Facts.  In a 2017 case, an owner that lived in a no pets community applied to the Board requesting an emotional support dog, providing a doctor’s letter prescribing the dog. The Board didn’t want to deal with the request and kept putting it off, hoping it would go away. Meanwhile, a Board member told another owner about the emotional support animal request, and the owner, who was an active blogger and upset by the presence of a dog in their community, started blogging about the situation, naming the owner and poking fun at her need for an emotional support dog using cruel and chastising language.
Continue Reading Can an Association’s Denial of a Valid Emotional Support Animal Request Create a Hostile Environment?

In Welsh v. McNeil, 162 A.3d 135 (2017) a board member and unit owner (“Board Member”) sued another unit owner (“Landlord Unit Owner”) for violation of the Association documents claiming that the Landlord Unit Owner violated the leasing provisions by allowing someone (the “Tenant”) to occupy the premises who was not on the lease.  The lease was only to an unincorporated entity, and did not name who would be occupying the premises.  Before suit was filed the Landlord Unit Owner and Tenant asked the Board to waive the bylaw provision as a reasonable accommodation under the Fair Housing Administration (“FHA”) to afford recovering alcoholics an equal opportunity to use and enjoy a single family dwelling of their choice.
Continue Reading Can Your Association End a Unit Owner’s Suit by Post-Suit Filing Actions?

A unit owner, who is also an attorney, was renting his unit to his mother and believed that the condominium association board, the association, the property manager and the association’s attorney didn’t like him because of his Russian nationality. His mother, who allegedly had asthma and could not tolerate smoking, was upset because her Armenian neighbor would smoke inside her own unit and on her limited common element patio and the smoke would seep through the mother’s open windows. The unit owner demanded that the association board prohibit smoking inside of all of the units. When the board refused, he brought a 200-paragraph lawsuit alleging seven various causes of action, including discrimination, breach of fiduciary duty, and breach of various alleged laws.

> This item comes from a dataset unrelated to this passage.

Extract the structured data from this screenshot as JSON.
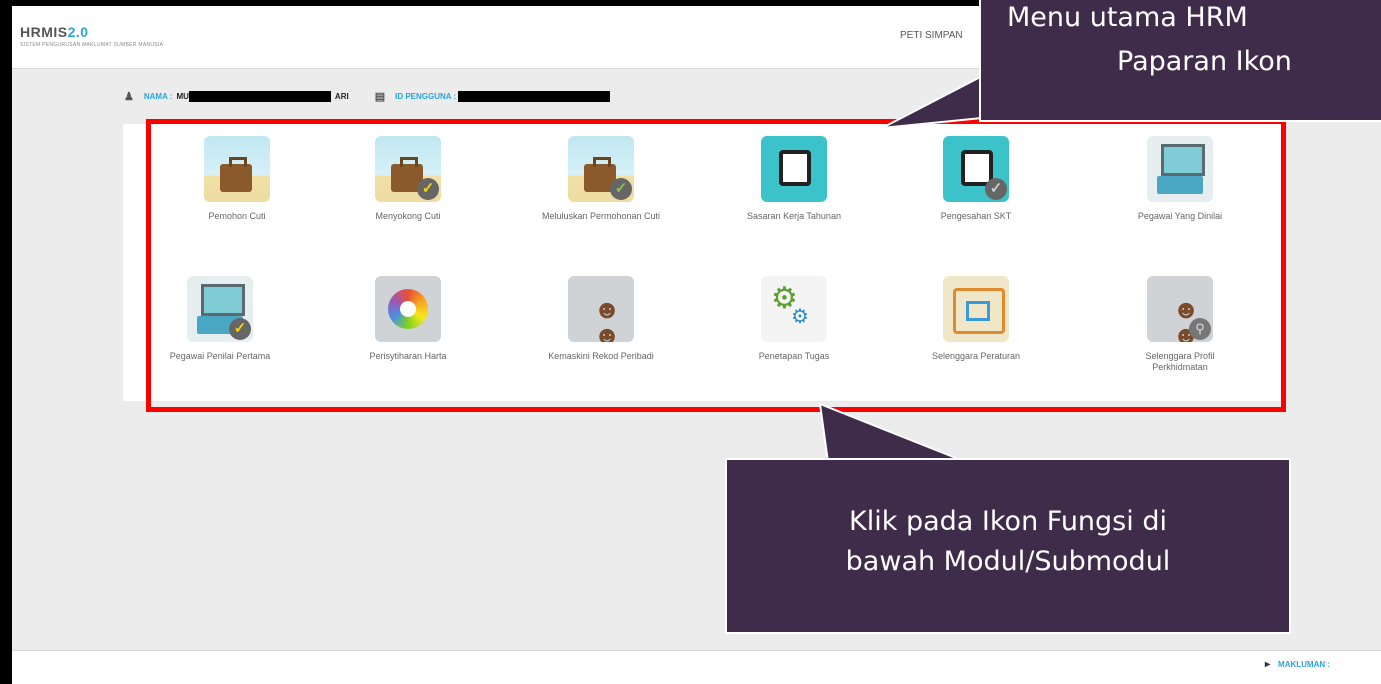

Continue Reading Smoking and the Unreasonable Unit Owner Attorney